### Task prompt:
Tally the lines in the following entries that include the word "timestamp"; state only the total.
--*--
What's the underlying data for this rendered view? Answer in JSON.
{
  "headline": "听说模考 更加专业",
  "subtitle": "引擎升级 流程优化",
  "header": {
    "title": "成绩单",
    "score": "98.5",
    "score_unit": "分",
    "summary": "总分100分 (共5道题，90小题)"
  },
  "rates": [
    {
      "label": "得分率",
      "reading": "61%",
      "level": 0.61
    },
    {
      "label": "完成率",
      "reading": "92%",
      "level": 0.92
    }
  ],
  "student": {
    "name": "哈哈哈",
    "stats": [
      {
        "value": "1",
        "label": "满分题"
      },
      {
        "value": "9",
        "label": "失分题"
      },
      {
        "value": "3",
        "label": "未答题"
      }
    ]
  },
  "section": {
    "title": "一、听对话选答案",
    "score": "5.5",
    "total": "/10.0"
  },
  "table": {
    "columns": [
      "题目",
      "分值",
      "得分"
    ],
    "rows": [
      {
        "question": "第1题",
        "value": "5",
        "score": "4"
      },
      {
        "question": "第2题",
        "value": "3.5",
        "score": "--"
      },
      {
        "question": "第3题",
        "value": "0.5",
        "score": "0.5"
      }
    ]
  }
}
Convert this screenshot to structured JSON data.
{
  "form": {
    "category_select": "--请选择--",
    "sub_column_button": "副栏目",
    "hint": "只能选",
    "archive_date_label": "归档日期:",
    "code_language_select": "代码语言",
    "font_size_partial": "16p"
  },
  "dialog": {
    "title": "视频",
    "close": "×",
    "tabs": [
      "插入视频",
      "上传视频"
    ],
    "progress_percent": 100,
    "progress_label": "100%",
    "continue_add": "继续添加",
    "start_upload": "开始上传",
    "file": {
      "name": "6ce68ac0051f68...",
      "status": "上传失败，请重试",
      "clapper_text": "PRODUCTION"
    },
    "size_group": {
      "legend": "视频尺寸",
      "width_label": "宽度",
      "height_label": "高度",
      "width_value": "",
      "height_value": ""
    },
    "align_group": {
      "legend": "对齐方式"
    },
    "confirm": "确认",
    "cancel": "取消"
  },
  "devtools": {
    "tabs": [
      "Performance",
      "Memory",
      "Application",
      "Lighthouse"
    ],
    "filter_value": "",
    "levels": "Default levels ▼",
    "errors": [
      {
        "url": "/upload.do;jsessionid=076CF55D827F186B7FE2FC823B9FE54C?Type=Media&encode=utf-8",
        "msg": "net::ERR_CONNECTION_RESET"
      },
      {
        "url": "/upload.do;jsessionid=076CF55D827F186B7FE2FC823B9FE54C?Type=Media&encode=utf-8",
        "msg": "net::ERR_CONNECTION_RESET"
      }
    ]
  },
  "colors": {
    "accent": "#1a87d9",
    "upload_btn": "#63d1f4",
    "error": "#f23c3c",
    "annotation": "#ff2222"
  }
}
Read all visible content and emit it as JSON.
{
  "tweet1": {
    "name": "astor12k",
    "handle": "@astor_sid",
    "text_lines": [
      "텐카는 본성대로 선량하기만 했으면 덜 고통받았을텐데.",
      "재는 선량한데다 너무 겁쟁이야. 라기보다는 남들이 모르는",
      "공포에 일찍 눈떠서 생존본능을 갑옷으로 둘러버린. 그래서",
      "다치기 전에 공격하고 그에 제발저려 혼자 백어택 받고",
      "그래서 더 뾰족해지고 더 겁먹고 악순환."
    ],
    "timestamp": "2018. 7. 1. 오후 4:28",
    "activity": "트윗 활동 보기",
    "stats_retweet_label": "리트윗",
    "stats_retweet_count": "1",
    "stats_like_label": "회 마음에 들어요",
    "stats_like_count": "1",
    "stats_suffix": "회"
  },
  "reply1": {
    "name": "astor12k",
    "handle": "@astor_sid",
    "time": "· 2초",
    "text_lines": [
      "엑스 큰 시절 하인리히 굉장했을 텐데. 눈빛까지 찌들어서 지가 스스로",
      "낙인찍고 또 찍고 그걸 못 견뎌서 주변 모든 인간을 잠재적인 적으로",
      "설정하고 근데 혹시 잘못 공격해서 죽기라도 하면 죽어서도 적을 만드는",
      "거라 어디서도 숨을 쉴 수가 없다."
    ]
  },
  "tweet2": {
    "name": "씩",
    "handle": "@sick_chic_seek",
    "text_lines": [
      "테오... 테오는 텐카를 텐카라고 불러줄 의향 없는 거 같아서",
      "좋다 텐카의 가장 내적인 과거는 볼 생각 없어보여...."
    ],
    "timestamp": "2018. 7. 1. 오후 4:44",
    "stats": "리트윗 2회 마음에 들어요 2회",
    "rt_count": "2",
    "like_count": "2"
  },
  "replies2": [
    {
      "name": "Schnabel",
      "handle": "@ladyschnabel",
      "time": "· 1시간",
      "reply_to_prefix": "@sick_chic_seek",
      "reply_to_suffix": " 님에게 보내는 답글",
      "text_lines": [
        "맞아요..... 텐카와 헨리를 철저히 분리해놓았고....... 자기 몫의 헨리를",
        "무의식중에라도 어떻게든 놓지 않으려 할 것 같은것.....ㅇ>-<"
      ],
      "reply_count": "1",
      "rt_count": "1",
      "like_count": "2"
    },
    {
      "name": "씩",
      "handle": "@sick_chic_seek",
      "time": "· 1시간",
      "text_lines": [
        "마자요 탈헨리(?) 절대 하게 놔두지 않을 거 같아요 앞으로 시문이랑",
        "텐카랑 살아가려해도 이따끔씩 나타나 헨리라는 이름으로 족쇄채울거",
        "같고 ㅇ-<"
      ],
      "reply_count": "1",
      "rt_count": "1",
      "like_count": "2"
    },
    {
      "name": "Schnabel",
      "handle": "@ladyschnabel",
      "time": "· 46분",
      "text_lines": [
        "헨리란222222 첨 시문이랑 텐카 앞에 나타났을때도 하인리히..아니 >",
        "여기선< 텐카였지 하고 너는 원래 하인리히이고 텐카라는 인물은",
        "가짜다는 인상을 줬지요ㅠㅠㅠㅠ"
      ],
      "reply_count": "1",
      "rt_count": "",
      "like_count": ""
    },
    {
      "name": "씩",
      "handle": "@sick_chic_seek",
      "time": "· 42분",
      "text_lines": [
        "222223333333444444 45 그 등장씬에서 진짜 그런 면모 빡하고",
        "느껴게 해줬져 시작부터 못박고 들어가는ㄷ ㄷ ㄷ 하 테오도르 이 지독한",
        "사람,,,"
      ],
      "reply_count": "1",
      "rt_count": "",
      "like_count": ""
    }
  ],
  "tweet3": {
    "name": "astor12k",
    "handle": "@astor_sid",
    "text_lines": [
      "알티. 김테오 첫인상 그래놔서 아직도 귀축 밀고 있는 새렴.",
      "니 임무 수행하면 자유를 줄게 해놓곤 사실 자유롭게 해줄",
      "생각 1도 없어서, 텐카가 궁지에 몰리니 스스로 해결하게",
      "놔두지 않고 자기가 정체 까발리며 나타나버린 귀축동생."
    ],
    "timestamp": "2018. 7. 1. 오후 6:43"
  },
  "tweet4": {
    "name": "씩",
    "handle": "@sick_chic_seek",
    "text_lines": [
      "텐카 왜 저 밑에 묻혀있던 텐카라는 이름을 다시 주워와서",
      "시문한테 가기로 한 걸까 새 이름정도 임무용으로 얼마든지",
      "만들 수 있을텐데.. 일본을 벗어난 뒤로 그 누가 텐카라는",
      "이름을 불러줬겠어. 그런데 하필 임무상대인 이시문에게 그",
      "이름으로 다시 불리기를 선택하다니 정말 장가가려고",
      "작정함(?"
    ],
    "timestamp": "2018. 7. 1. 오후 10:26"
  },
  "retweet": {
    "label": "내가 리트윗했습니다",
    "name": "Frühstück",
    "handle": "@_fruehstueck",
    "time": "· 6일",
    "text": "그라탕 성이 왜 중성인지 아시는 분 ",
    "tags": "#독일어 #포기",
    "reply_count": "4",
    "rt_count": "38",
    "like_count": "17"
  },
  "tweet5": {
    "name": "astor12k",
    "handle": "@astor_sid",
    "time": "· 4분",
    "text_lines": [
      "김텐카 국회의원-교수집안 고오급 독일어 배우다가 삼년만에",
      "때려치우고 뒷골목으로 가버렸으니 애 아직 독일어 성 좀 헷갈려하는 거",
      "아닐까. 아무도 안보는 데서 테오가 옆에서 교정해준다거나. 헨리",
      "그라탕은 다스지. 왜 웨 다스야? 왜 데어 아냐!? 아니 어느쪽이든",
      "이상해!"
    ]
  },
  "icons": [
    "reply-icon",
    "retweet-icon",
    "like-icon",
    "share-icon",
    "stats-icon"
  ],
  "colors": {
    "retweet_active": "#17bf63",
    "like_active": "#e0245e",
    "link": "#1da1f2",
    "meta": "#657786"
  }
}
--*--
### Result:
4